Task prompt =>
Look through the data below for the string "MainActivity", and copy every line where it turns up.
*** Supplied material ***
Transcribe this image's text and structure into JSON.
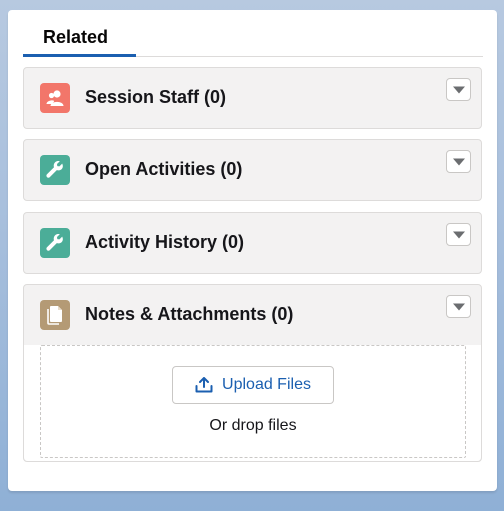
{
  "tabs": [
    {
      "label": "Related",
      "active": true
    }
  ],
  "panels": [
    {
      "title": "Session Staff (0)",
      "icon": "users-icon",
      "icon_color": "#f2766a"
    },
    {
      "title": "Open Activities (0)",
      "icon": "wrench-icon",
      "icon_color": "#4bad98"
    },
    {
      "title": "Activity History (0)",
      "icon": "wrench-icon",
      "icon_color": "#4bad98"
    },
    {
      "title": "Notes & Attachments (0)",
      "icon": "document-icon",
      "icon_color": "#b49a75"
    }
  ],
  "upload": {
    "button_label": "Upload Files",
    "drop_text": "Or drop files"
  },
  "colors": {
    "accent": "#1b5fb0",
    "panel_bg": "#f3f2f2",
    "border": "#dddbda"
  }
}
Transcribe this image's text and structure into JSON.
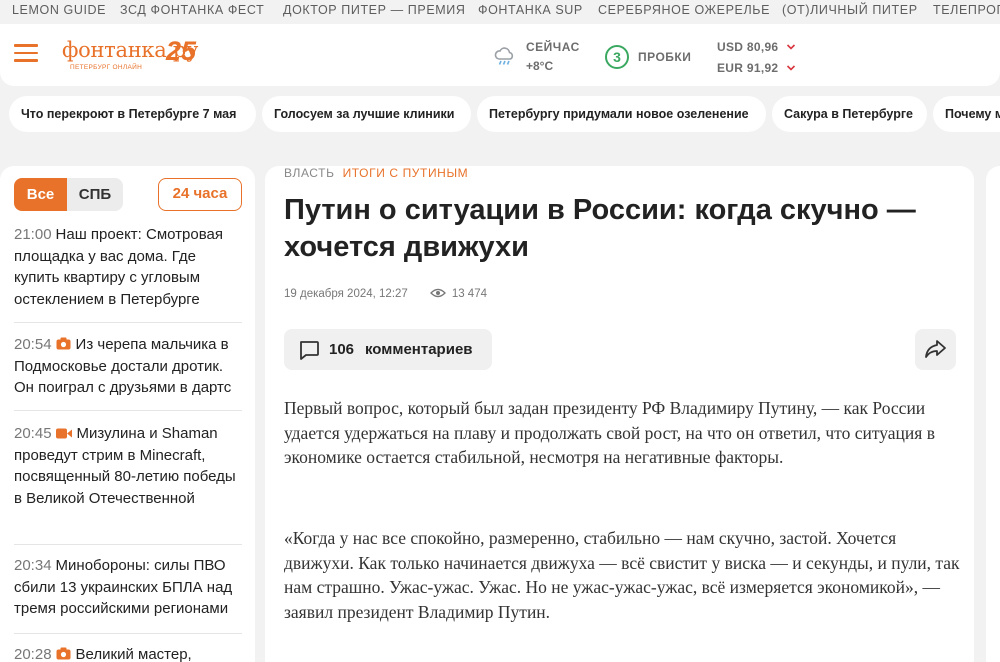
{
  "top_nav": [
    "LEMON GUIDE",
    "ЗСД ФОНТАНКА ФЕСТ",
    "ДОКТОР ПИТЕР — ПРЕМИЯ",
    "ФОНТАНКА SUP",
    "СЕРЕБРЯНОЕ ОЖЕРЕЛЬЕ",
    "(ОТ)ЛИЧНЫЙ ПИТЕР",
    "ТЕЛЕПРОГ"
  ],
  "header": {
    "logo_text": "фонтанка.ру",
    "logo_number": "25",
    "logo_subtitle": "ПЕТЕРБУРГ ОНЛАЙН",
    "weather_label": "СЕЙЧАС",
    "weather_temp": "+8°C",
    "traffic_score": "3",
    "traffic_label": "ПРОБКИ",
    "usd": "USD 80,96",
    "eur": "EUR 91,92",
    "accent_color": "#e8722a",
    "traffic_color": "#3aa860",
    "down_color": "#d9363e"
  },
  "chips": [
    "Что перекроют в Петербурге 7 мая",
    "Голосуем за лучшие клиники",
    "Петербургу придумали новое озеленение",
    "Сакура в Петербурге",
    "Почему м"
  ],
  "sidebar": {
    "tab_all": "Все",
    "tab_spb": "СПБ",
    "tab_24": "24 часа",
    "news": [
      {
        "time": "21:00",
        "icon": "",
        "text": "Наш проект: Смотровая площадка у вас дома. Где купить квартиру с угловым остеклением в Петербурге"
      },
      {
        "time": "20:54",
        "icon": "camera-icon",
        "text": "Из черепа мальчика в Подмосковье достали дротик. Он поиграл с друзьями в дартс"
      },
      {
        "time": "20:45",
        "icon": "video-icon",
        "text": "Мизулина и Shaman проведут стрим в Minecraft, посвященный 80-летию победы в Великой Отечественной"
      },
      {
        "time": "20:34",
        "icon": "",
        "text": "Минобороны: силы ПВО сбили 13 украинских БПЛА над тремя российскими регионами"
      },
      {
        "time": "20:28",
        "icon": "camera-icon",
        "text": "Великий мастер,"
      }
    ]
  },
  "article": {
    "rubric": "ВЛАСТЬ",
    "tag": "ИТОГИ С ПУТИНЫМ",
    "title": "Путин о ситуации в России: когда скучно — хочется движухи",
    "date": "19 декабря 2024, 12:27",
    "views": "13 474",
    "comments_count": "106",
    "comments_label": "комментариев",
    "paragraphs": [
      "Первый вопрос, который был задан президенту РФ Владимиру Путину, — как России удается удержаться на плаву и продолжать свой рост, на что он ответил, что ситуация в экономике остается стабильной, несмотря на негативные факторы.",
      "«Когда у нас все спокойно, размеренно, стабильно — нам скучно, застой. Хочется движухи. Как только начинается движуха — всё свистит у виска — и секунды, и пули, так нам страшно. Ужас-ужас. Ужас. Но не ужас-ужас-ужас, всё измеряется экономикой», — заявил президент Владимир Путин."
    ]
  }
}
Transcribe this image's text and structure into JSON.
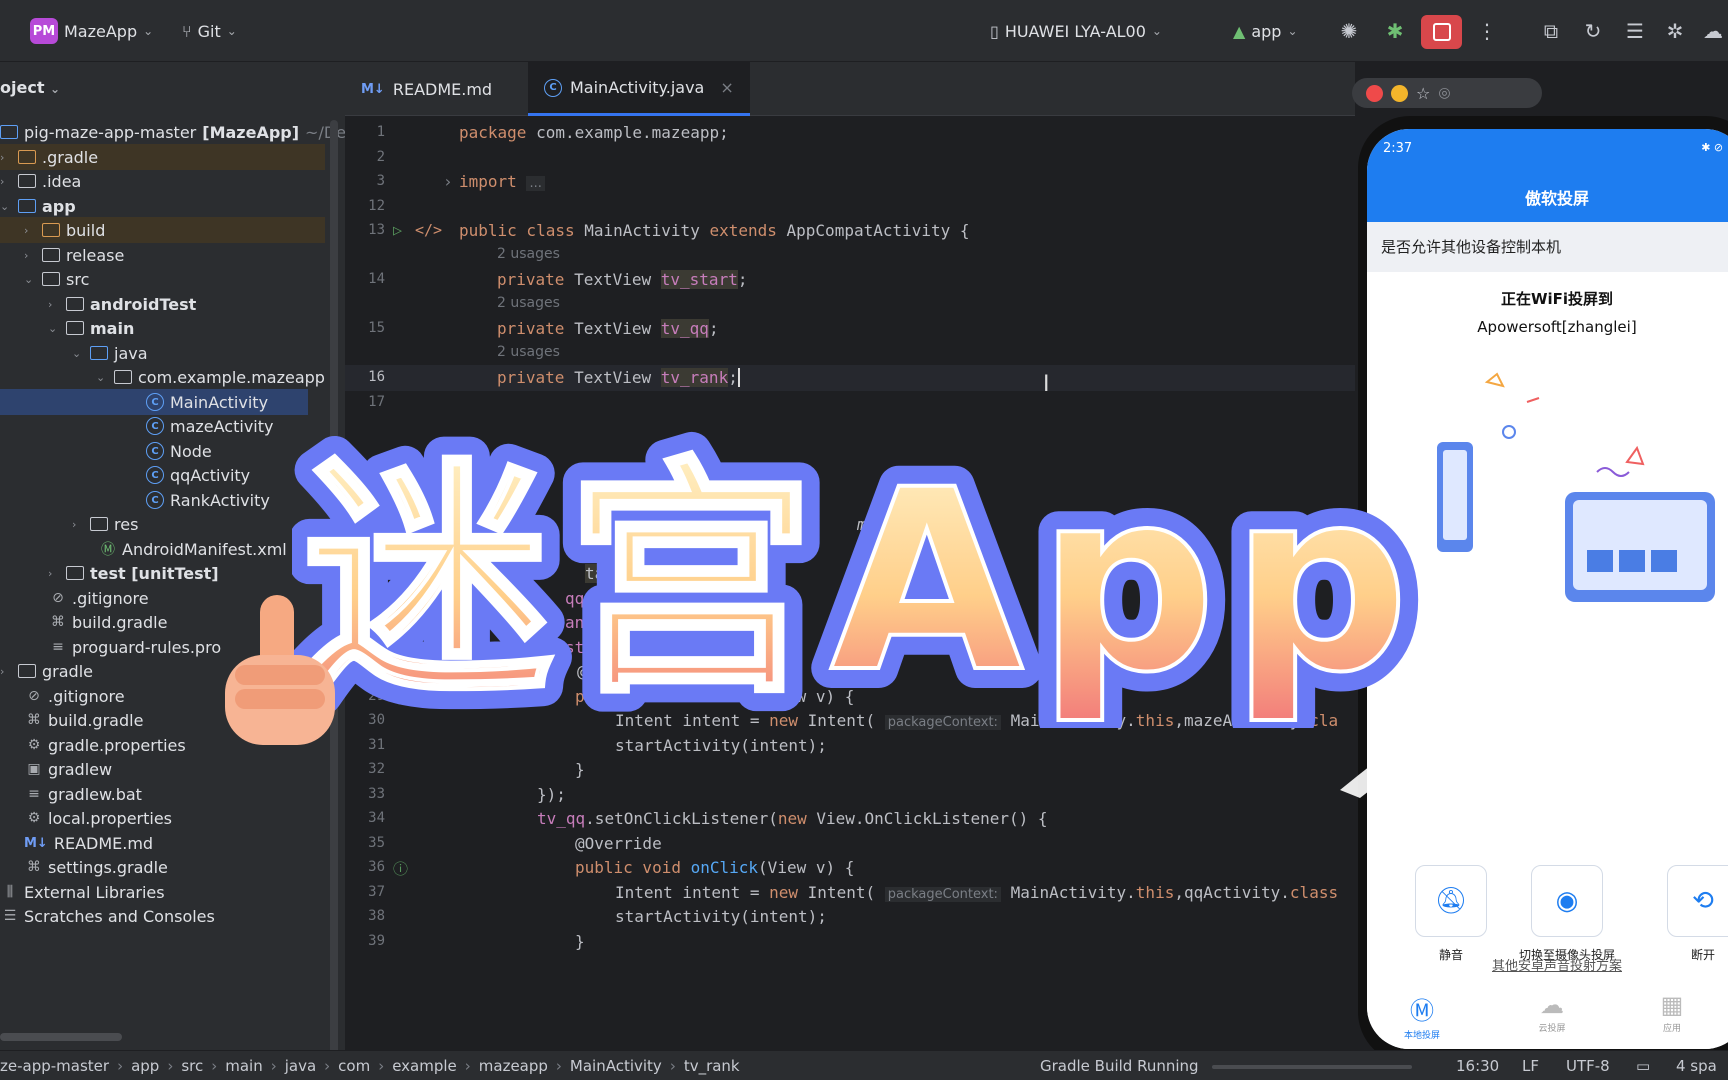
{
  "toolbar": {
    "project_badge": "PM",
    "project_name": "MazeApp",
    "vcs": "Git",
    "device": "HUAWEI LYA-AL00",
    "run_config": "app"
  },
  "project_panel": {
    "header": "oject",
    "items": [
      {
        "label": "pig-maze-app-master",
        "bold_suffix": "[MazeApp]",
        "path": "~/De"
      },
      {
        "label": ".gradle"
      },
      {
        "label": ".idea"
      },
      {
        "label": "app"
      },
      {
        "label": "build"
      },
      {
        "label": "release"
      },
      {
        "label": "src"
      },
      {
        "label": "androidTest"
      },
      {
        "label": "main"
      },
      {
        "label": "java"
      },
      {
        "label": "com.example.mazeapp"
      },
      {
        "label": "MainActivity"
      },
      {
        "label": "mazeActivity"
      },
      {
        "label": "Node"
      },
      {
        "label": "qqActivity"
      },
      {
        "label": "RankActivity"
      },
      {
        "label": "res"
      },
      {
        "label": "AndroidManifest.xml"
      },
      {
        "label": "test [unitTest]"
      },
      {
        "label": ".gitignore"
      },
      {
        "label": "build.gradle"
      },
      {
        "label": "proguard-rules.pro"
      },
      {
        "label": "gradle"
      },
      {
        "label": ".gitignore"
      },
      {
        "label": "build.gradle"
      },
      {
        "label": "gradle.properties"
      },
      {
        "label": "gradlew"
      },
      {
        "label": "gradlew.bat"
      },
      {
        "label": "local.properties"
      },
      {
        "label": "README.md"
      },
      {
        "label": "settings.gradle"
      },
      {
        "label": "External Libraries"
      },
      {
        "label": "Scratches and Consoles"
      }
    ]
  },
  "editor": {
    "tabs": [
      {
        "icon": "M↓",
        "label": "README.md"
      },
      {
        "icon": "C",
        "label": "MainActivity.java"
      }
    ],
    "lines": {
      "l1": {
        "n": "1",
        "t": "package com.example.mazeapp;"
      },
      "l2": {
        "n": "2"
      },
      "l3": {
        "n": "3",
        "t": "import ..."
      },
      "l12": {
        "n": "12"
      },
      "l13": {
        "n": "13",
        "t": "public class MainActivity extends AppCompatActivity {"
      },
      "u1": "2 usages",
      "l14": {
        "n": "14",
        "t": "private TextView tv_start;"
      },
      "u2": "2 usages",
      "l15": {
        "n": "15",
        "t": "private TextView tv_qq;"
      },
      "u3": "2 usages",
      "l16": {
        "n": "16",
        "t": "private TextView tv_rank;"
      },
      "l17": {
        "n": "17"
      },
      "l29": {
        "n": "29",
        "t": "public void onClick(View v) {"
      },
      "l30": {
        "n": "30",
        "t": "Intent intent = new Intent(",
        "hint": "packageContext:",
        "rest": "MainActivity.this,mazeActivity.cla"
      },
      "l31": {
        "n": "31",
        "t": "startActivity(intent);"
      },
      "l32": {
        "n": "32",
        "t": "}"
      },
      "l33": {
        "n": "33",
        "t": "});"
      },
      "l34": {
        "n": "34",
        "t": "tv_qq.setOnClickListener(new View.OnClickListener() {"
      },
      "l35": {
        "n": "35",
        "t": "@Override"
      },
      "l36": {
        "n": "36",
        "t": "public void onClick(View v) {"
      },
      "l37": {
        "n": "37",
        "t": "Intent intent = new Intent(",
        "hint": "packageContext:",
        "rest": "MainActivity.this,qqActivity.class"
      },
      "l38": {
        "n": "38",
        "t": "startActivity(intent);"
      },
      "l39": {
        "n": "39",
        "t": "}"
      },
      "frag1": "oid",
      "frag2": "ceState",
      "frag3": ".on",
      "frag4": "nte",
      "frag5": "main);",
      "frag6": "tart=",
      "frag7": "rt);",
      "frag8": "qq=fi",
      "frag9": "ank=",
      "frag10": ");",
      "frag11": "star",
      "frag12": "@Ove"
    }
  },
  "phone": {
    "time": "2:37",
    "title": "傲软投屏",
    "control_prompt": "是否允许其他设备控制本机",
    "casting": "正在WiFi投屏到",
    "target": "Apowersoft[zhanglei]",
    "buttons": [
      {
        "label": "静音",
        "icon": "mute-icon"
      },
      {
        "label": "切换至摄像头投屏",
        "icon": "camera-icon"
      },
      {
        "label": "断开",
        "icon": "disconnect-icon"
      }
    ],
    "other_link": "其他安卓声音投射方案",
    "nav": [
      {
        "label": "本地投屏"
      },
      {
        "label": "云投屏"
      },
      {
        "label": "应用"
      }
    ]
  },
  "statusbar": {
    "breadcrumb": [
      "ze-app-master",
      "app",
      "src",
      "main",
      "java",
      "com",
      "example",
      "mazeapp",
      "MainActivity",
      "tv_rank"
    ],
    "build_status": "Gradle Build Running",
    "time": "16:30",
    "line_sep": "LF",
    "encoding": "UTF-8",
    "indent": "4 spa"
  },
  "overlay": {
    "title": "迷宫App"
  },
  "colors": {
    "ide_bg": "#1e1f22",
    "panel_bg": "#2b2d30",
    "accent": "#3574f0",
    "phone_blue": "#1e7df0",
    "stop_red": "#d8474b"
  }
}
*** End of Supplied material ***
Output for this exercise =>
        "label": "MainActivity"
        "label": "MainActivity.java"
        "t": "public class MainActivity extends AppCompatActivity {"
        "rest": "MainActivity.this,mazeActivity.cla"
        "rest": "MainActivity.this,qqActivity.class"
      "MainActivity",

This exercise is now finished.